Empaths and Work
As an empath, prior to entering the work world, I never really fit in like “normal” people. I remember feeling that once I graduated from college with a good degree it would happen, I would find the groove of the “normal” people and figure out how to do life the way other people did.
Well, that didn’t happen. For a brief period after college, I worked a job way beneath my skill level (it was a recession) and dated a guy and pretended I was normal. I suppose like many other people I was working a job that was sufficient. Meaning, I got the job–they hired me, I could perform the tasks to a satisfactory level, and they paid me enough for me to have a life.
It didn’t take long before I began to feel the disgruntled stirrings of “is this all there is?” It began as an unsettled feeling of “I am pretty sure there is something else I should be doing right now?”
Most empaths begin questioning their jobs or careers in their late 20s or early 30s. It is never too late to find a satisfying way to create income.
Craving a Connection to Purpose
It is common for empaths to feel burnt out or even shut down if they don’t feel their work is serving a greater purpose. The idea of a purpose can feel a little daunting or grandiose.
It can feel lighter to begin to identify with that inner genius. Our natural gifts can often be overlooked and downplayed. However if purpose feels too big, our gift(s) can point the way to a business, career, or journey that can quiet that restless voice.
In our modern culture, there can be a general apathy for the idea of purpose. We can feel too cool for purpose or hope. Cynicism is a tool we use to outsmart disappointment and heartbreak.
Purpose can bring up feelings of fear. Fear we will fail, fear we won’t, fear of the responsibility we feel to carry out our purpose.
We get stuck in the rat race – working hard at a job we may or may not enjoy to pay for the life we want. Purpose can make us feel self-indulgent. Wanting a job or career that fulfills us, who do we think we are? It takes time to sort out the message of our purpose and how we can best fulfill it.
How Empaths Experience the World
Another way to tackle finding satisfaction from your work is to begin by looking at how empaths look at the world and compare that worldview with your current work environment, does it align and serve this worldview? If not, start here, begin the search with values instead of purpose.
- We view life as a collective. We, not me.
- To learn about our world, we merge our energy with people, places, and things.
- We lead our lives from our heart chakra – relationships and our values often matter more than money, power, and status
- Empaths see another person’s soul, in other words, their potential, not necessarily their personality.
Now, let’s look at some of the common traits empath share that can make large, crowded office environments difficult to tolerate.
Common Traits that Affect Empaths and Work
- Pick up on the emotions or physical pain of others who are in close proximity – processing the unspoken emotions within the office
- Difficulty expressing opinions because they are able to see all sides of an issue – they need a little more time to form opinions
- Introverted – recharges energy by being alone
- Overwhelmed in crowds

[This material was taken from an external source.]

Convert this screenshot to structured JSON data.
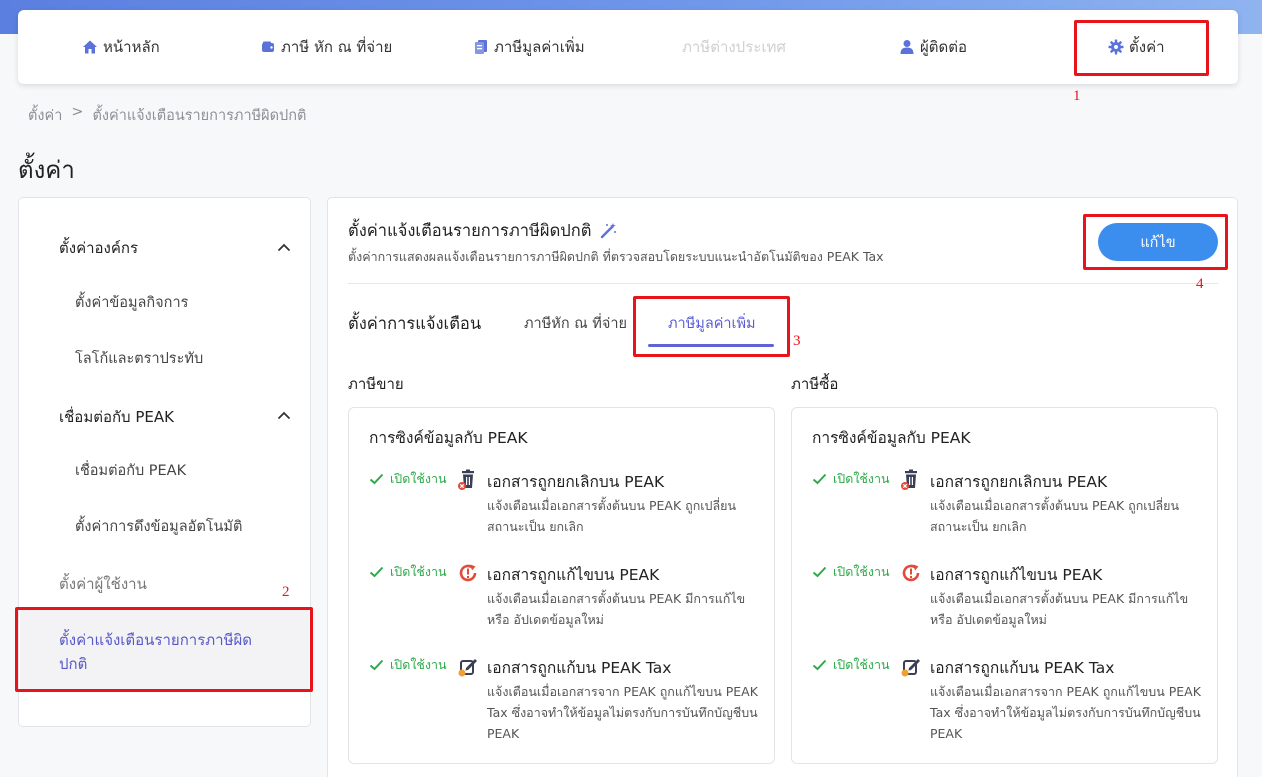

- A natural reluctance to create conflict can make them the office patsy, fall guy, or mediator
- Poor concentration in open and populated spaces
Model Environments for Empath and Work
Keeping in mind that I will be using generalizations and not all empaths have the same needs so there will always be exceptions, here is a model work environment for empaths.
- Small office, 20 people or less, with spacious layout.
- Working alone or with small, unusually positive, and community-oriented groups.
- Workgroups with a high degree of integrity and ownership of both their work and their emotions.
- Working from home, full-time or part-time.
- Work and a work environment that supports the same values and beliefs we hold.
- Work we feel connected to and that will make a difference in the world.
This environment supports empaths’ need for lower stimuli, a culture that doesn’t require people to check their morals at the door, a healthy emotional climate, some place we feel valued and that our work matters.
Ideal Jobs/Careers and Those to Avoid
Practically speaking, it is best if the work is something you truly love to do. Empaths’ sensitive systems will degrade and breakdown creating physical and/or mental illness if we don’t take proper care of it with good environments and work that is in alignment with our morals and values.
Here are some career recommendations and cautions from Dr. Judith Orloff, MD and empath expert.
Editor, Writer, small business owner, healing careers, lawyers, architects, artists, actors, independent electricians and plumbers, forest rangers, landscape designers, gardeners
Careers to avoid:
Sales, customer service, retail, public relations, politics, executives managing large teams, and trial attorneys.
These jobs expend too much energy and create too much drama for most empath to enjoy.
Enjoyment Matters for Empaths and Work
If anyone finds themselves at a point where their work is sucking more energy than it ever gives back, don’t be afraid to rethink your career or vocation.
Don’t let how much time or effort changing your career will require deter you from pursuing a better life, the time will go by anyway.
You owe it to yourself to seek that which will fulfill you. If you are moving towards a more aligned life–even if it is only incrementally–your soul will feel alive. When your soul is fed with mindful work in an environment that supports your sensitivities, life becomes a much richer and deeper canvas.
If you are still learning how to feel good and confident as an empath, explore the Empath Apprenticeship. If you would like to focus on finding meaning work consider a Mentoring or Mini Mentoring package.